Dirty Diaper Storage
Using a hanging wet bag or a pail with a liner is the most common way to store dirty diapers. If you do not have something you can use as a pail, a hanging wet bag will be the cheapest way to store dirty diapers upfront because it’s just the cost of the wet bag, not a pail. A Wegreeco hanging wet bag costs $10.
That said, there is no reason you have to use a pail specifically meant for diapers. You can use anything you have around the house that might work–an old garbage bin or a laundry basket are common choices.
If you can find a container around the house, you can get a pail liner to use inside it. The pail liner just keeps the pail from getting too dirty, wet, or gross. You can get a 2-pack of pail liners from Wegreeco for $16, which is a better per unit price than the hanging wet bag. Believe me–it is super helpful to have more than 1 pail liner or wet bag so you have a new one ready to use on laundry day.
On-the-Go Wetbags & Diaper Pods
It can be handy to have some wet bags to keep in your purse or diaper bag for when you’re on the go. You need a place to put those dirty diapers!
If your budget is only $160, this would be an item I would skip. You can use a plastic grocery bag (or any reusable grocery bags you have, especially if it’s water resistant). Because it is so easy to find something around the house for this purpose, don’t waste any of your diaper budget on it. But if you really want them, you can get a 2-pack of Alva wet bags for $10.
Diaper pods are carrying bags for clean diapers. Even if you have a large budget, I really don’t see the point in a diaper pod.
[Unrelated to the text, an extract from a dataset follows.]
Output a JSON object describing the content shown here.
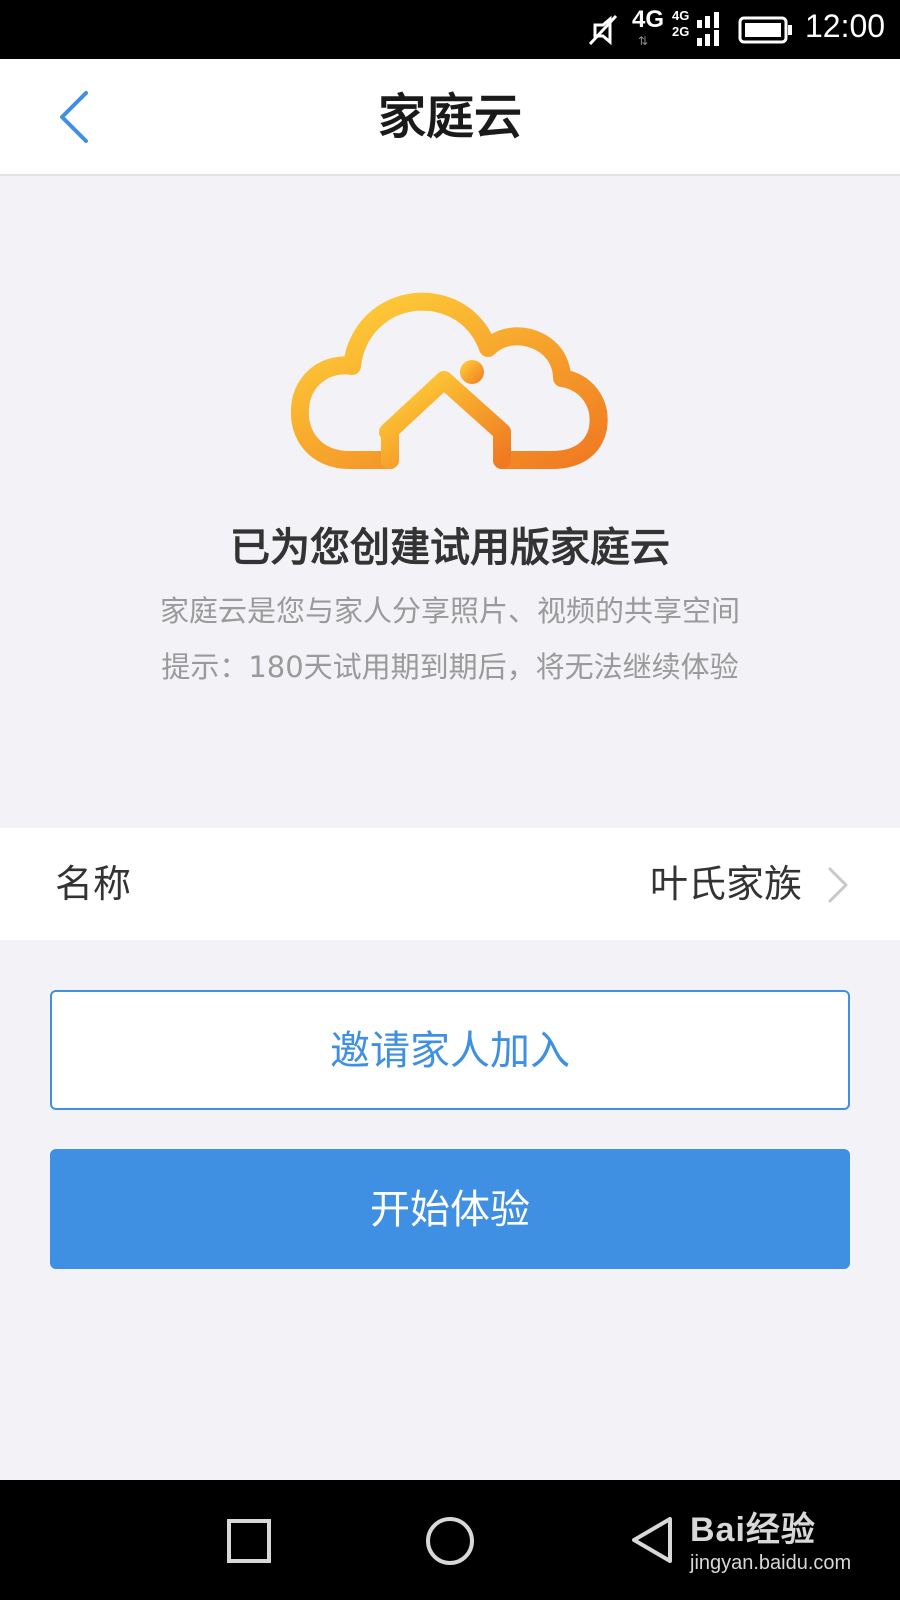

That is what your diaper bag is for!
Laundry Detergent & Additives
Keep it simple. Use a strong detergent that you can afford. Tide is the most popular, but it is not by any means the only detergent you can use.
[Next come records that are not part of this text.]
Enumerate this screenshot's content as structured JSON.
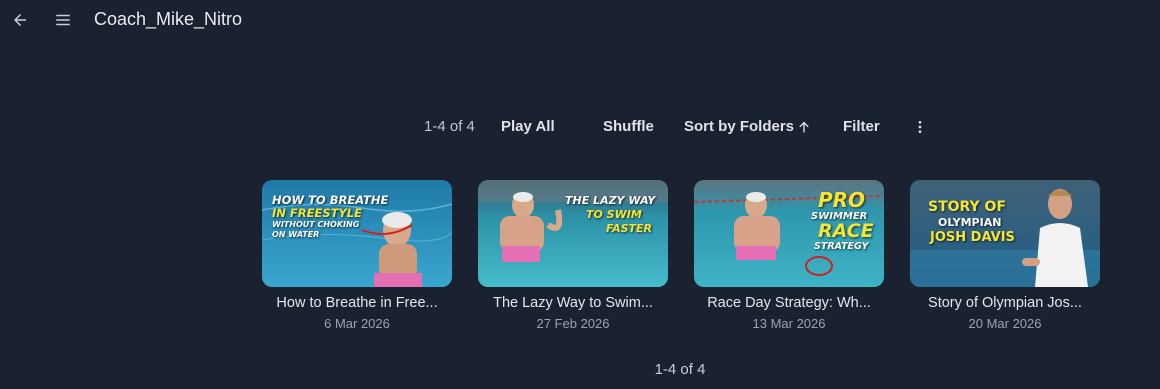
{
  "header": {
    "title": "Coach_Mike_Nitro",
    "back_icon": "arrow-left-icon",
    "menu_icon": "hamburger-menu-icon"
  },
  "toolbar": {
    "count": "1-4 of 4",
    "play_all": "Play All",
    "shuffle": "Shuffle",
    "sort": "Sort by Folders",
    "sort_icon": "arrow-up-icon",
    "filter": "Filter",
    "more_icon": "more-vertical-icon"
  },
  "videos": [
    {
      "title": "How to Breathe in Free...",
      "date": "6 Mar 2026",
      "thumb_lines": [
        "HOW TO BREATHE",
        "IN FREESTYLE",
        "WITHOUT CHOKING",
        "ON WATER"
      ]
    },
    {
      "title": "The Lazy Way to Swim...",
      "date": "27 Feb 2026",
      "thumb_lines": [
        "THE LAZY WAY",
        "TO SWIM",
        "FASTER"
      ]
    },
    {
      "title": "Race Day Strategy: Wh...",
      "date": "13 Mar 2026",
      "thumb_lines": [
        "PRO",
        "SWIMMER",
        "RACE",
        "STRATEGY"
      ]
    },
    {
      "title": "Story of Olympian Jos...",
      "date": "20 Mar 2026",
      "thumb_lines": [
        "STORY OF",
        "OLYMPIAN",
        "JOSH DAVIS"
      ]
    }
  ],
  "footer": {
    "count": "1-4 of 4"
  },
  "colors": {
    "background": "#1a2230",
    "thumb_yellow": "#f5e431",
    "pool_blue": "#2a8fb8"
  }
}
Don’t go too crazy with additives. My personal opinion is they cause more problems than they solve, that includes hard water. You will have SO MANY PEOPLE online tell you that you *have* to use Calgon or Borax even if your water is just a little hard, but it can cause a lot of issues. Check out this post for more info about hard water.
If you’re having issues with your particular detergent, it is probably easier and cheaper just to switch detergents (you can always use up the ineffective detergent on loads of clothes so it doesn’t go to waste).
All detergent is very reasonably priced, and there are so many people out there who prefer it to Tide. I’m not going to include the price of detergent in the diaper budget since laundry detergent is something you will need to buy anyway for other uses.
At the end of the day, everyone’s washing situation is unique and you just have to find a routine and laundry products that work for you. If you find something that works and you don’t mind the cost or the efforts, keep going with it. Don’t fix what ain’t broke.
Here is the final total for my cloth diaper stash:
- Diaper Covers: 12 covers for $70
- Inserts (Flats): 30 flats for $50 (Osocozy)
- Diaper Fasteners: 1 pack of Snappis for $10
- Cloth Wipes: $20
- Dirty Diaper Hanging Wet Bag: $10
Total Price of the Diaper Stash: $160!
$160 for a brand new stash that doesn’t involve any second-hand purchases (not that there’s anything wrong with second hand) or relying on gifts. You can even get this total below $150 if you choose diaper pins and make your own cloth wipes!
There are many people out there that don’t know how they may even come up with $160. Thankfully, there are many cloth diaper banks out there (like The Cloth Option) that can help with this. However, you can also save up this amount when you are pregnant by setting aside money every week that would go toward disposable diapers when your baby is here. Within a few months, you will have enough to make these purchases.
Have any of you purchased a full cloth diaper stash for a super low price? Tell me about it in the comments! What brands, styles, and accessories did you purchase? I’d love to know!